The revocation order was sustained at the administrative hearing and licensee appealed the order of revocation to the district court. The district court's order reversing the order of appellant on constitutional grounds and remanding for further proceedings is presented on appeal.
If, in fact, licensee's driver's license had been effectively revoked or she had been effectively deprived of her driving privileges, we might have to consider the effect of Bell v. Burson, 402 U.S. 535, 91 S.Ct. 1586, 29 L.Ed. 90 (1971), in connection with the constitutionality of our implied consent laws. In Bell, the United States Supreme Court reviewed the administrative and judicial proceedings under Georgia's motor vehicle safety responsibility statute, which provided for the suspension of driving privileges when a licensee became involved in an accident and failed to post security to cover the damages. The Court held, inter alia, that any state action to terminate an entitlement, whether denominated a "right" or a "privilege", must conform to the minimal requirements of due process. The essential due process requirements discussed in the Bell decision include the operative considerations in this case. Those are, in the words of the Supreme Court.
The case at bar does not present an emergency situation and under 47 O.S. 1971, § 753, a driver's license shall be revoked for failure to submit to the alcohol test. The statute requires no notice or hearing before the revocation. However, the uncontroverted facts show that licensee's driver's license has never been effectively revoked and she has never been effectively deprived of her driving privileges. Therefore, if § 753 is constitutionally infirm within the purview of Bell, supra, such unconstitutionally has not deprived licensee of any constitutional right. Neither has licensee been deprived of any constitutional right under the equal protection clause of the United States Constitution.
A statute may not be attacked on constitutional grounds by one not injured thereby. In re Mayes-Rogers Counties Conservancy District v. Barnes, Okl., 386 P.2d 150 (1963). Constitutional judgments are justified only out of necessity of adjudicating rights in particular cases between litigants brought before the court.
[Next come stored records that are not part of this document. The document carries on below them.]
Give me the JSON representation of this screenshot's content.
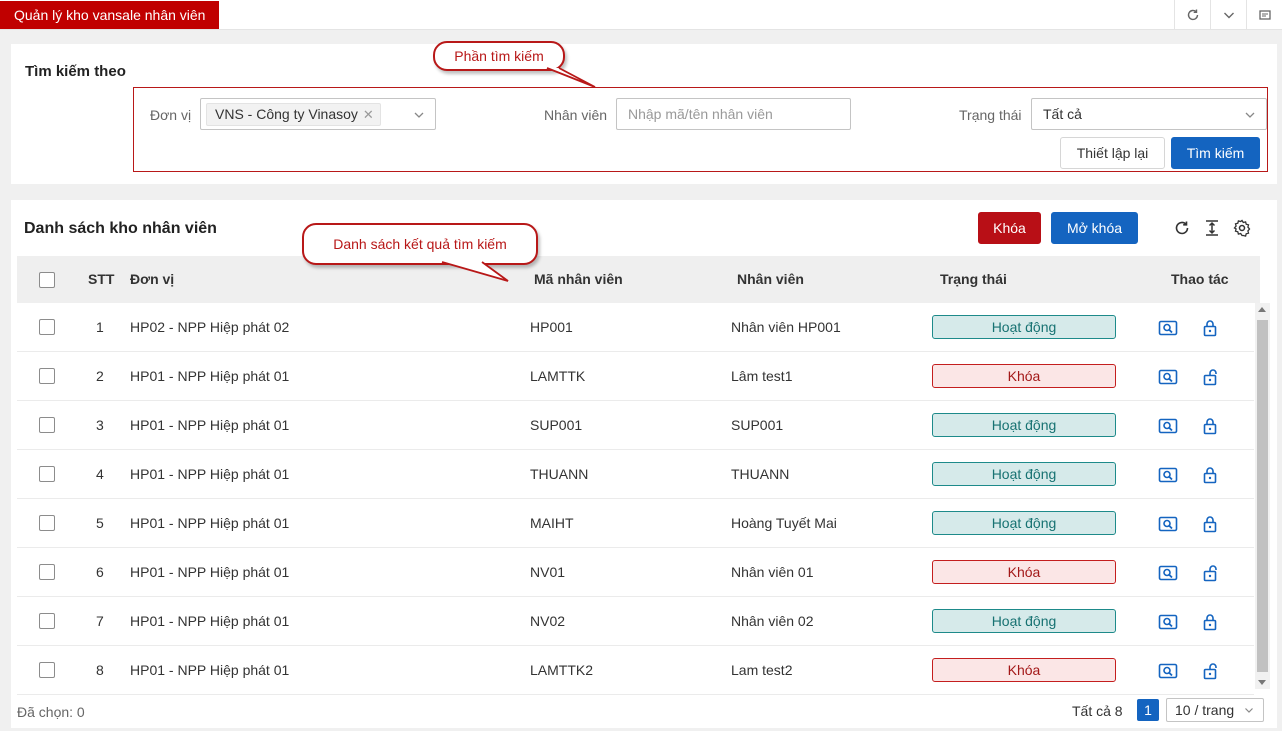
{
  "app": {
    "tab_title": "Quản lý kho vansale nhân viên"
  },
  "topbar_icons": [
    "refresh-icon",
    "chevron-down-icon",
    "fullscreen-icon"
  ],
  "search": {
    "title": "Tìm kiếm theo",
    "unit_label": "Đơn vị",
    "unit_tag": "VNS - Công ty Vinasoy",
    "employee_label": "Nhân viên",
    "employee_placeholder": "Nhập mã/tên nhân viên",
    "status_label": "Trạng thái",
    "status_value": "Tất cả",
    "reset_label": "Thiết lập lại",
    "search_label": "Tìm kiếm"
  },
  "callouts": {
    "search": "Phần tìm kiếm",
    "list": "Danh sách kết quả tìm kiếm"
  },
  "list": {
    "title": "Danh sách kho nhân viên",
    "lock_label": "Khóa",
    "unlock_label": "Mở khóa",
    "columns": {
      "stt": "STT",
      "unit": "Đơn vị",
      "code": "Mã nhân viên",
      "employee": "Nhân viên",
      "status": "Trạng thái",
      "actions": "Thao tác"
    },
    "rows": [
      {
        "stt": "1",
        "unit": "HP02 - NPP Hiệp phát 02",
        "code": "HP001",
        "employee": "Nhân viên HP001",
        "status": "Hoạt động",
        "active": true
      },
      {
        "stt": "2",
        "unit": "HP01 - NPP Hiệp phát 01",
        "code": "LAMTTK",
        "employee": "Lâm test1",
        "status": "Khóa",
        "active": false
      },
      {
        "stt": "3",
        "unit": "HP01 - NPP Hiệp phát 01",
        "code": "SUP001",
        "employee": "SUP001",
        "status": "Hoạt động",
        "active": true
      },
      {
        "stt": "4",
        "unit": "HP01 - NPP Hiệp phát 01",
        "code": "THUANN",
        "employee": "THUANN",
        "status": "Hoạt động",
        "active": true
      },
      {
        "stt": "5",
        "unit": "HP01 - NPP Hiệp phát 01",
        "code": "MAIHT",
        "employee": "Hoàng Tuyết Mai",
        "status": "Hoạt động",
        "active": true
      },
      {
        "stt": "6",
        "unit": "HP01 - NPP Hiệp phát 01",
        "code": "NV01",
        "employee": "Nhân viên 01",
        "status": "Khóa",
        "active": false
      },
      {
        "stt": "7",
        "unit": "HP01 - NPP Hiệp phát 01",
        "code": "NV02",
        "employee": "Nhân viên 02",
        "status": "Hoạt động",
        "active": true
      },
      {
        "stt": "8",
        "unit": "HP01 - NPP Hiệp phát 01",
        "code": "LAMTTK2",
        "employee": "Lam test2",
        "status": "Khóa",
        "active": false
      }
    ],
    "selected": "Đã chọn: 0",
    "total": "Tất cả 8",
    "page": "1",
    "page_size": "10 / trang"
  },
  "colors": {
    "brand_red": "#c00000",
    "primary_blue": "#1464c0",
    "active_green": "#1d8a8a",
    "locked_red": "#c41e1e"
  }
}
Broadrick v. Oklahoma, 413 U.S. 601, 93 S.Ct. 2908, 37 L.Ed.2d 830 (1973).
The question of inherent statutory denial of procedural due process raised by a litigant who has in fact been afforded procedural due process was considered by the United States Supreme Court in Jennings v. Mahoney (1971), 404 U.S. 25, 92 S.Ct. 180,
Licensee has not been deprived of any constitutional rights and she may not attack our Implied Consent Laws on Constitutional grounds.
Judgment reversed and remanded for further proceedings not inconsistent with the opinion of this Court in Application of Baggett, Okl., 531 P.2d 1011 (1974).
WILLIAMS, C.J., HODGES, V.C.J., and DAVISON, BERRY, LAVENDER, BARNES and DOOLIN, JJ., concur.
SIMMS, J., concurs in results.